> _Task_
Output every record word for word, minus the pictures.

Stored items:

^^^^^^^^

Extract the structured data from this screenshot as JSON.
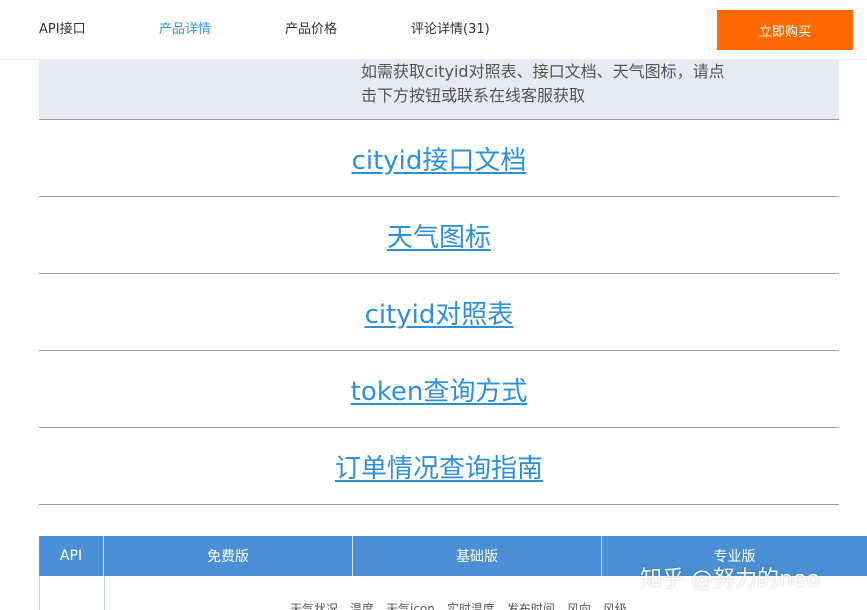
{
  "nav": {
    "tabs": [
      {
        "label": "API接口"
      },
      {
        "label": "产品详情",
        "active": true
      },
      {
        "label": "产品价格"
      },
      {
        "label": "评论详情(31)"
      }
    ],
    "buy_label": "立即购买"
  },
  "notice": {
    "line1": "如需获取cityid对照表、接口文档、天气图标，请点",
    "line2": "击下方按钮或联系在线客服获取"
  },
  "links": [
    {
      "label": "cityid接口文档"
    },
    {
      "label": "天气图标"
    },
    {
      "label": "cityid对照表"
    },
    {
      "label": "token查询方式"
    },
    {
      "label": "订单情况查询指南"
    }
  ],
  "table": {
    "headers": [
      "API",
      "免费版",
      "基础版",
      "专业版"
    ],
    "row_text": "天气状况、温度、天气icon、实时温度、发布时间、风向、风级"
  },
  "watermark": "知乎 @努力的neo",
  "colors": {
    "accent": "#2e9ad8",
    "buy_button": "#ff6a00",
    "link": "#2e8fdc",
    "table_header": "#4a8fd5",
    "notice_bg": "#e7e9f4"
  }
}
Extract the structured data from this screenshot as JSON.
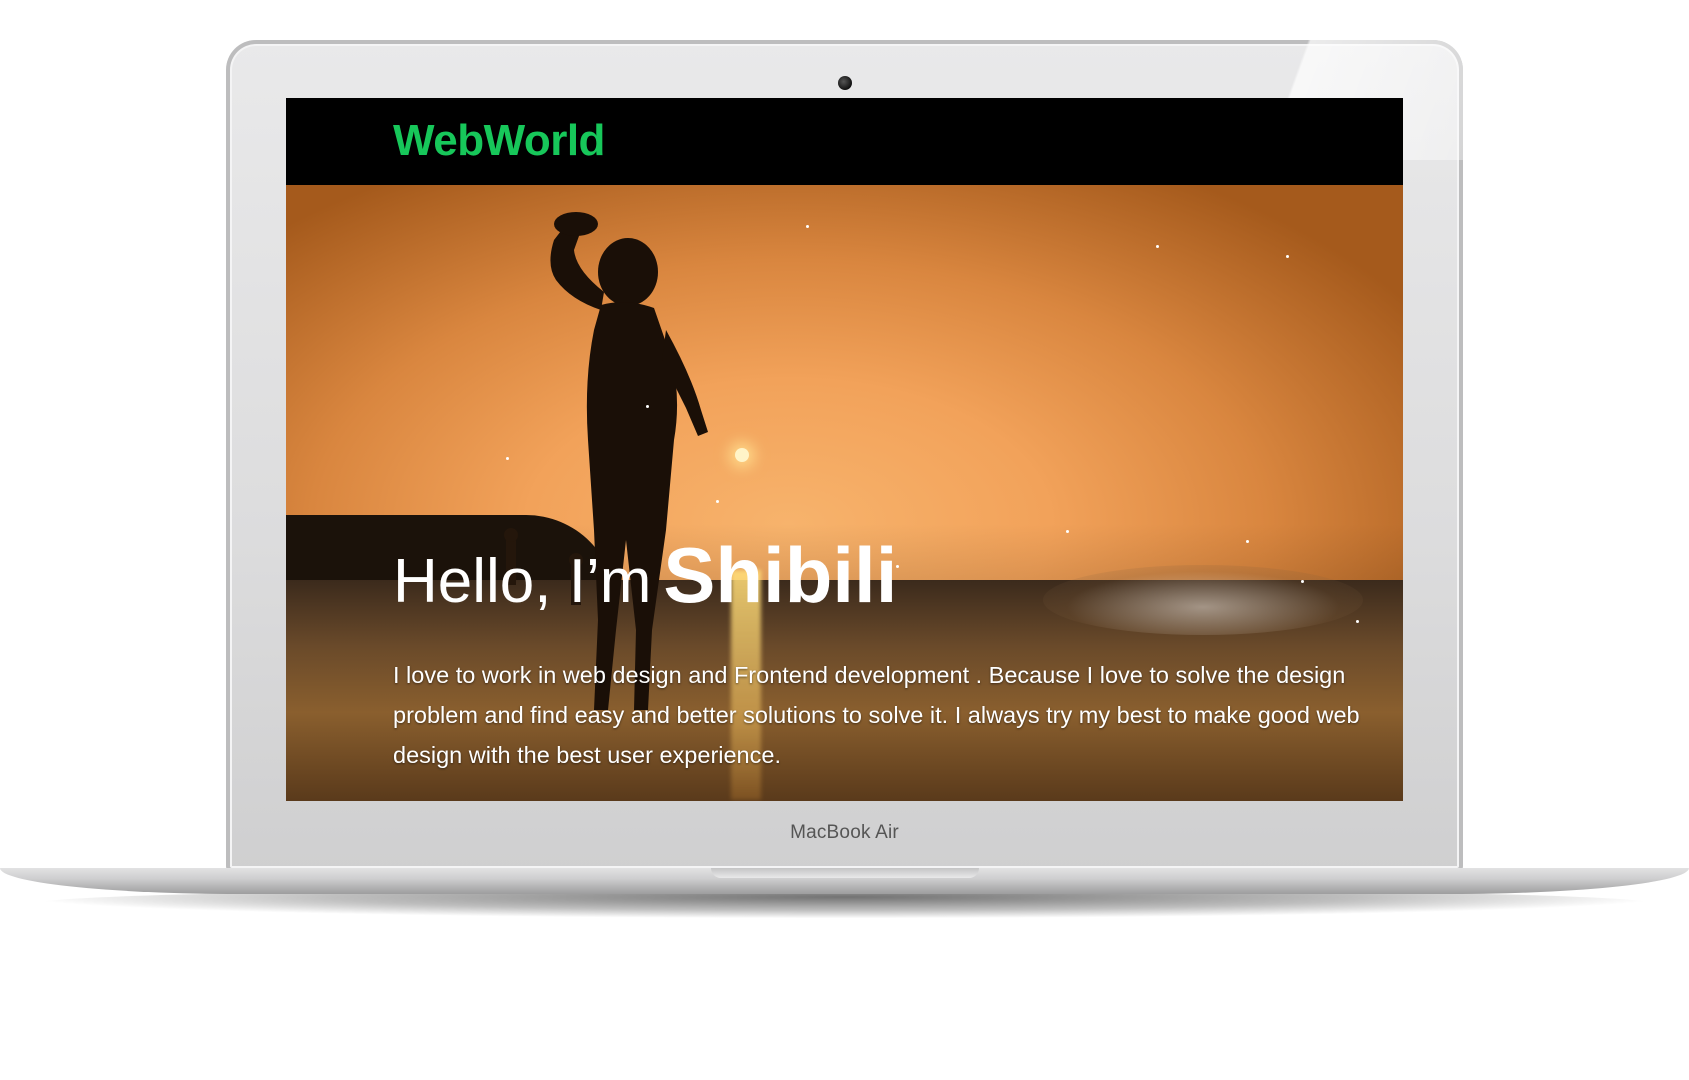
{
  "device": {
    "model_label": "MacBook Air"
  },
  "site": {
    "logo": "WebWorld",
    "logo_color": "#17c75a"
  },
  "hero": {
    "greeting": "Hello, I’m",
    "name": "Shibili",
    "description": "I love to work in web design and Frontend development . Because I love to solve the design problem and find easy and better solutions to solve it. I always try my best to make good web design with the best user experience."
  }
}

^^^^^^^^

> _Solution_
Extract the structured data from this screenshot as JSON.
{
  "nav": {
    "tabs": [
      {
        "label": "API接口"
      },
      {
        "label": "产品详情",
        "active": true
      },
      {
        "label": "产品价格"
      },
      {
        "label": "评论详情(31)"
      }
    ],
    "buy_label": "立即购买"
  },
  "notice": {
    "line1": "如需获取cityid对照表、接口文档、天气图标，请点",
    "line2": "击下方按钮或联系在线客服获取"
  },
  "links": [
    {
      "label": "cityid接口文档"
    },
    {
      "label": "天气图标"
    },
    {
      "label": "cityid对照表"
    },
    {
      "label": "token查询方式"
    },
    {
      "label": "订单情况查询指南"
    }
  ],
  "table": {
    "headers": [
      "API",
      "免费版",
      "基础版",
      "专业版"
    ],
    "row_text": "天气状况、温度、天气icon、实时温度、发布时间、风向、风级"
  },
  "watermark": "知乎 @努力的neo",
  "colors": {
    "accent": "#2e9ad8",
    "buy_button": "#ff6a00",
    "link": "#2e8fdc",
    "table_header": "#4a8fd5",
    "notice_bg": "#e7e9f4"
  }
}
Extract the structured data from this screenshot as JSON.
{
  "device": {
    "model_label": "MacBook Air"
  },
  "site": {
    "logo": "WebWorld",
    "logo_color": "#17c75a"
  },
  "hero": {
    "greeting": "Hello, I’m",
    "name": "Shibili",
    "description": "I love to work in web design and Frontend development . Because I love to solve the design problem and find easy and better solutions to solve it. I always try my best to make good web design with the best user experience."
  }
}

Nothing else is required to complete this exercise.